» **What this task involves**
For each line of the data below, copy it if it holds the word "стрес".

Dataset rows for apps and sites
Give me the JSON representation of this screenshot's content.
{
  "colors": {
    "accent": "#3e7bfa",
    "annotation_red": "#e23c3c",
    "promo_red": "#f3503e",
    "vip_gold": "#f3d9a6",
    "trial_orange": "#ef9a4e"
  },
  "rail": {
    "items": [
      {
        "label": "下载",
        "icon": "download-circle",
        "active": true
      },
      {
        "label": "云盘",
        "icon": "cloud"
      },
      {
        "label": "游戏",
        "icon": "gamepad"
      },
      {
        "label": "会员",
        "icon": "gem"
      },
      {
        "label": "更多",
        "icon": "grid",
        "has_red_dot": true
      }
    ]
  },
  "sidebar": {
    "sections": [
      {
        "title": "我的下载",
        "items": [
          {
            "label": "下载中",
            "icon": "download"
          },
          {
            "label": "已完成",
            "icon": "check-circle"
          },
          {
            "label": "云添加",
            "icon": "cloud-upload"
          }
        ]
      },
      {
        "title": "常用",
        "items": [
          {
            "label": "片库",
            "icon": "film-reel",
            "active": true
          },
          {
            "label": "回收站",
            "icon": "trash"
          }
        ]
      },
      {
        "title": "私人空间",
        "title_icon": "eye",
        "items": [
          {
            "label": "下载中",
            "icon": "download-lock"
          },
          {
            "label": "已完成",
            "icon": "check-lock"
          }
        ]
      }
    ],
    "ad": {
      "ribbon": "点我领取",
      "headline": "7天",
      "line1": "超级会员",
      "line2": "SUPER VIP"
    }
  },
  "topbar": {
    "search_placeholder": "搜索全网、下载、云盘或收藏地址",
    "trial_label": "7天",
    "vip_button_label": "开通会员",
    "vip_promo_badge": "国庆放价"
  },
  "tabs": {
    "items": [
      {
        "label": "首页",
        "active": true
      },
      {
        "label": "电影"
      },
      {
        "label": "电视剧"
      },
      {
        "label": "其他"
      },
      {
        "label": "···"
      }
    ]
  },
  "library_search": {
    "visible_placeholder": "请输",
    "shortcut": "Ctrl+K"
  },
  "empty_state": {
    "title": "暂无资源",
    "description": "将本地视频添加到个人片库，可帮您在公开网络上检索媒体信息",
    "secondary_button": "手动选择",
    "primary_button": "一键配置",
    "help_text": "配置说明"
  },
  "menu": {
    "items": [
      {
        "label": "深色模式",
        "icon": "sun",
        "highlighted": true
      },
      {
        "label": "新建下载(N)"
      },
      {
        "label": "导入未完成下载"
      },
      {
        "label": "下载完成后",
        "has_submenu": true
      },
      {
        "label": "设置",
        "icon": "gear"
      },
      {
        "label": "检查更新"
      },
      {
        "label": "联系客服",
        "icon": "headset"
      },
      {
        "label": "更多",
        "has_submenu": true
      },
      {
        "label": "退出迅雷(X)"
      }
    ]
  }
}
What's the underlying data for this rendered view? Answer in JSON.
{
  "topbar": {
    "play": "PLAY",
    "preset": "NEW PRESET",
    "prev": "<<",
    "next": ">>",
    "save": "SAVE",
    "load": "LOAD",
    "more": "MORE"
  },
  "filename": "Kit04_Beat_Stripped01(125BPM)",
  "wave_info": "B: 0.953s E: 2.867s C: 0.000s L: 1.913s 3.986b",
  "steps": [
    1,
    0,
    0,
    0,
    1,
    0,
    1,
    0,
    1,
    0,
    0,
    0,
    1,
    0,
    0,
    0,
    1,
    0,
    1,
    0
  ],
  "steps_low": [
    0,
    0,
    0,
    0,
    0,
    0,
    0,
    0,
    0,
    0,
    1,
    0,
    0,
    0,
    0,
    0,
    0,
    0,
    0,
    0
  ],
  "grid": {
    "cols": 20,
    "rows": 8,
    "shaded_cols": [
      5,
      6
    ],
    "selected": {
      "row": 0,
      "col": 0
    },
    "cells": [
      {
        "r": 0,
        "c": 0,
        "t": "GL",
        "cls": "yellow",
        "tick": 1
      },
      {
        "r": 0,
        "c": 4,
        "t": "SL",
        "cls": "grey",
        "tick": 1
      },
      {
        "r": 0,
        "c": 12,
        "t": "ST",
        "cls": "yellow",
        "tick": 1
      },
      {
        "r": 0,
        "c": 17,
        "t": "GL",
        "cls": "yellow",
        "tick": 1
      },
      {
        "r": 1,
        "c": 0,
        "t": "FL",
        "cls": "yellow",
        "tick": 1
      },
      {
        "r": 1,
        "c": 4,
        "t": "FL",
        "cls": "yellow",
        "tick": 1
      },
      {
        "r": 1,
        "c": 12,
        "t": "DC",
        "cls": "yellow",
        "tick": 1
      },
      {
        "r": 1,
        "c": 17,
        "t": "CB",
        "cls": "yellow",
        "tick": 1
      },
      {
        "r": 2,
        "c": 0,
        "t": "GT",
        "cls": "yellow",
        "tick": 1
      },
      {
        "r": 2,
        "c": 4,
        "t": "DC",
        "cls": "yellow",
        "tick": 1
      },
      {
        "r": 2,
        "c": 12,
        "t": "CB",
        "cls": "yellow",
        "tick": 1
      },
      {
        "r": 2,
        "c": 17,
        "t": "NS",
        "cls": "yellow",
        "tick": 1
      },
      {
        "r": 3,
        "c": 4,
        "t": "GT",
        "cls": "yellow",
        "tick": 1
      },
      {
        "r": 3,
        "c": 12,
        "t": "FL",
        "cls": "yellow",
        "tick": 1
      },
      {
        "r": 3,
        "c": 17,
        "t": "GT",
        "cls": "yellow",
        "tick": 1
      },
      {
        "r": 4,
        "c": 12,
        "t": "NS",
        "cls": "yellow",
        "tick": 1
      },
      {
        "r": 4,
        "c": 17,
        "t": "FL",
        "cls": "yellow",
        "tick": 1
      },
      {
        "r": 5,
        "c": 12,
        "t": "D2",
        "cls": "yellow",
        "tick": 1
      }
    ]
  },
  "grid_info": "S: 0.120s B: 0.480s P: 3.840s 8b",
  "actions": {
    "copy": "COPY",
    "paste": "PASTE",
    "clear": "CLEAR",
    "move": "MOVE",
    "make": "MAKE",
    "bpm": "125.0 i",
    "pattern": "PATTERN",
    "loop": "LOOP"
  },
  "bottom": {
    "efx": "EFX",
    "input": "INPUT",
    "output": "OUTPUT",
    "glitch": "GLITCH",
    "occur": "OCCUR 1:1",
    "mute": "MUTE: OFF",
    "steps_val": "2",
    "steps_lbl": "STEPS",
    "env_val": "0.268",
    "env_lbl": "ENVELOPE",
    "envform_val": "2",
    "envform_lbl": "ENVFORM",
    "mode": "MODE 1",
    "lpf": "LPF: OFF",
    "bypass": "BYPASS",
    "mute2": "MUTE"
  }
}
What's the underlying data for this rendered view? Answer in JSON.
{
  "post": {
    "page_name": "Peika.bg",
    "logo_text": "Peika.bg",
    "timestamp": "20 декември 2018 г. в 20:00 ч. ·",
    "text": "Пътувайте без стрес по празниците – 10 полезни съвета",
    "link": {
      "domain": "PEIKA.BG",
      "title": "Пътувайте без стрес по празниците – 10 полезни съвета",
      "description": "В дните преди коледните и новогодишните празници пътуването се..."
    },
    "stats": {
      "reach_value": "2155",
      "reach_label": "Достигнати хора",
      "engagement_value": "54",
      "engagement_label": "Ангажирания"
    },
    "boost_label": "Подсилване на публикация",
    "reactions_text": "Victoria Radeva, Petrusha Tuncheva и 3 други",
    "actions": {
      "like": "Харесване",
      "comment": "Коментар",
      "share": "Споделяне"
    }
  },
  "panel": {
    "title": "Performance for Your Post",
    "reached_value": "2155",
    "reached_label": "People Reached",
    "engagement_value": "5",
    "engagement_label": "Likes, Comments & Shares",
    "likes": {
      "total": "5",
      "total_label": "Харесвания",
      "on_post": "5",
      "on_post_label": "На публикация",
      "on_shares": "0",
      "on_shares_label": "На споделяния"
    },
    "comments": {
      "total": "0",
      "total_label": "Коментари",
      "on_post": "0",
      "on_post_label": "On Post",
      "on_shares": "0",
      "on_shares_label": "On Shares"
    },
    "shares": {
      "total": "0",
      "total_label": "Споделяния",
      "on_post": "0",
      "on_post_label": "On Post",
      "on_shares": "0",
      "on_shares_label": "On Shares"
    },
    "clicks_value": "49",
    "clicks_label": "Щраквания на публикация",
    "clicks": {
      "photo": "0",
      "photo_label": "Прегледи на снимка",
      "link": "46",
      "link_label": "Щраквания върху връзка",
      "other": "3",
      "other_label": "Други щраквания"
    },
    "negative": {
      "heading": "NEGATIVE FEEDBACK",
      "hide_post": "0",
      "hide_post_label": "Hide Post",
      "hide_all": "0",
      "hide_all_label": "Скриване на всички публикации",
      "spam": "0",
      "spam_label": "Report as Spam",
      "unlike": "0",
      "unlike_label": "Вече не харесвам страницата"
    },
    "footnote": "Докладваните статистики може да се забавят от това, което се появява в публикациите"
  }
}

» **Result of this task**
    "text": "Пътувайте без стрес по празниците – 10 полезни съвета",
      "title": "Пътувайте без стрес по празниците – 10 полезни съвета",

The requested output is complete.